In January, U.S. dairy export volume topped prior-year levels for the eighth straight month, due to continued gains in sales of milk powder and whey products, according to the U.S. Dairy Export Council (USDEC). Suppliers shipped 149,864 tons of milk powders, cheese, butterfat, whey and lactose during the month, which was 11% greater than a year ago. The overall export value was $412 million in January, up 10%.
However, January trade data confirm a slowdown in exports to Mexico, USDEC said. Shipments south of the border were valued at $93 million, down 2% from last January and the lowest figure since August 2015 (on a daily-average basis). Milk powder and cheese exports to Mexico were off.
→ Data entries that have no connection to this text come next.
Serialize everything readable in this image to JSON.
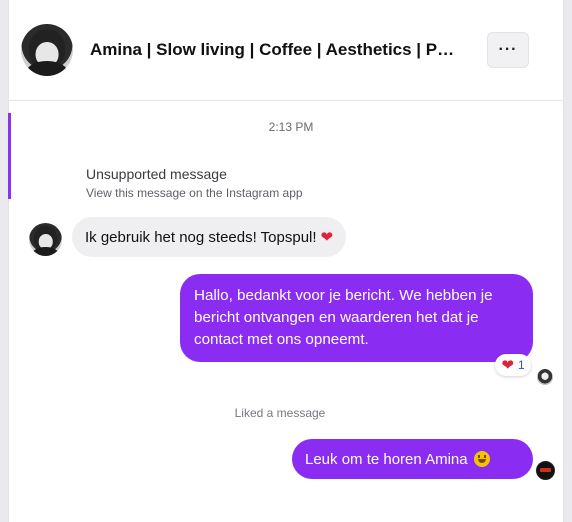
{
  "header": {
    "title": "Amina | Slow living | Coffee | Aesthetics | Photography",
    "more_label": "···"
  },
  "conversation": {
    "timestamp": "2:13 PM",
    "unsupported": {
      "title": "Unsupported message",
      "subtitle": "View this message on the Instagram app"
    },
    "incoming_message": {
      "text": "Ik gebruik het nog steeds! Topspul!",
      "emoji": "❤"
    },
    "outgoing_message_1": {
      "text": "Hallo, bedankt voor je bericht. We hebben je bericht ontvangen en waarderen het dat je contact met ons opneemt.",
      "reaction": {
        "emoji": "❤",
        "count": "1"
      }
    },
    "liked_label": "Liked a message",
    "outgoing_message_2": {
      "text": "Leuk om te horen Amina"
    }
  },
  "colors": {
    "accent": "#8b2cf2",
    "incoming_bubble": "#efeff1",
    "heart": "#e0213a"
  }
}
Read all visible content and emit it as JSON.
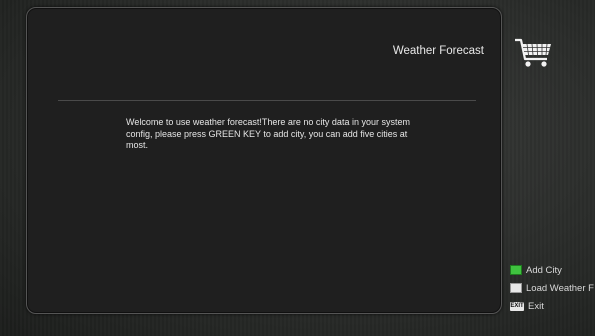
{
  "header": {
    "title": "Weather Forecast",
    "icon": "cart-icon"
  },
  "main": {
    "message": "Welcome to use weather forecast!There are no city data in your system config, please press GREEN KEY to add city, you can add five cities at most."
  },
  "legend": {
    "items": [
      {
        "key_color": "#3fc23f",
        "label": "Add City"
      },
      {
        "key_color": "#e8e8e8",
        "label": "Load Weather F"
      },
      {
        "key_label": "EXIT",
        "label": "Exit"
      }
    ]
  }
}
Overall exports to Japan and South America also trailed year-ago levels, while suppliers had more success in China (up 47%), Canada (up 23%) and Southeast Asia (up 15%).
Official U.S. Department of Agriculture data continue to show an increase in whole milk powder (WMP) exports to Mexico, but Mexican import data and trade sources don’t corroborate this, USDEC said, adding that it believes this volume represents skim milk powder (SMP) sales that were misclassified at the port. Therefore, USDEC adjusted nonfat dry milk/skim milk powder (NDM/SMP) and WMP trade data for April 2016 to January 2017 to account for this misclassification.
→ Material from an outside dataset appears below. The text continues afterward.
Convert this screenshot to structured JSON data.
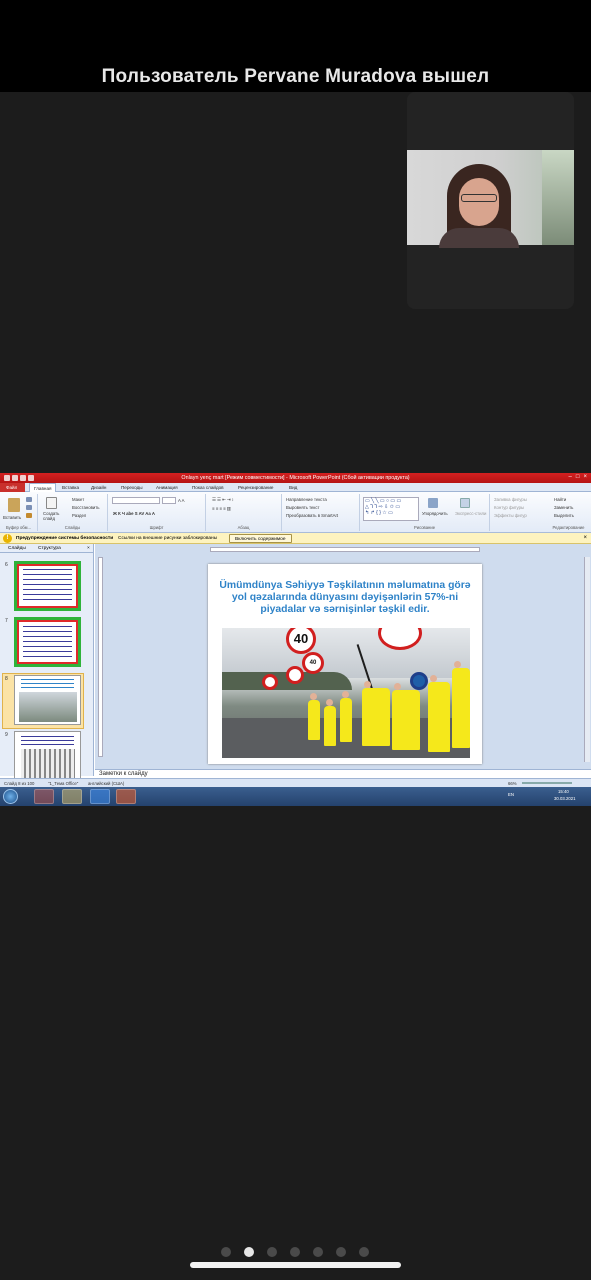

With this adjustment, NDM/SMP exports were 13% higher than a year ago, with material increases in sales to Southeast Asia (up 45%) and Pakistan (up 333%). Shipments to Mexico, on the other hand, slipped to 19,587 tons, down 2% and the lowest figure since last March.
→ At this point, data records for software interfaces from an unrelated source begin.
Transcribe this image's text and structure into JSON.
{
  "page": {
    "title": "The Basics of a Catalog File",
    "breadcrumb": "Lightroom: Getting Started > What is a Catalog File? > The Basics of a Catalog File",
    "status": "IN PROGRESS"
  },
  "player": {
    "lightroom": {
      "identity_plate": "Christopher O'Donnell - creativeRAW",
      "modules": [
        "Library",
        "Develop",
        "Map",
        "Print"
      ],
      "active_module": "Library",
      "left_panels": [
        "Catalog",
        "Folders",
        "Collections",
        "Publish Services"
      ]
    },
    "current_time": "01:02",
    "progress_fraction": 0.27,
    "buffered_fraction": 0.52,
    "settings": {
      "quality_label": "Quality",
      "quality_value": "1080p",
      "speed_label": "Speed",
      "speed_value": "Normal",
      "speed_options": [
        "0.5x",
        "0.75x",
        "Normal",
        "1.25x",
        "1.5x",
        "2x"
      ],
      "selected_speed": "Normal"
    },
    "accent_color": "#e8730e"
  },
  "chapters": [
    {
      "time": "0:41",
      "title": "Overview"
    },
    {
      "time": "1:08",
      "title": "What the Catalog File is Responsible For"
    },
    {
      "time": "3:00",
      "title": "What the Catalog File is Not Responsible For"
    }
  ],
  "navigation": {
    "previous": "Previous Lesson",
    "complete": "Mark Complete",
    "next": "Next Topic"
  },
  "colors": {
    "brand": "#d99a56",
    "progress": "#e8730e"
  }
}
Cheese exports totaled 22,670 tons in January, up 3% from the depressed levels of January 2016. Shipments to Mexico were just 5,435 tons, down 28% and the lowest volume since January 2013. Sales to Japan and the Middle East/North Africa region also continue to lag. Meanwhile, Australia was the number-three customer in January, taking 2,186 tons (up 63%), and over the last five months, U.S. cheese exports to South Korea were up 29%.
USDEC noted that whey exports remain particularly strong. Total whey shipments of 41,220 tons in January were up 24% from last year. Nearly half of those sales went to China, which bought almost twice as much as a year ago. Over the last eight months through January, U.S. whey exports to China were up 73%. However, in January, exporters sold 10% less to Southeast Asia, the lowest volume since December 2015.
U.S. exports of fluid milk and cream were up 12% in January, but shipments to Canada began to slow. Exporters sold 3.11 million liters to Canada in January, compared with an average of 6.91 million liters per month in the fourth quarter of 2016.
Lactose exports were up 1% in January. Gains to Southeast Asia, China and Mexico offset declines in exports to New Zealand. Shipments of milk protein concentrate, butterfat and WMP remain negligible.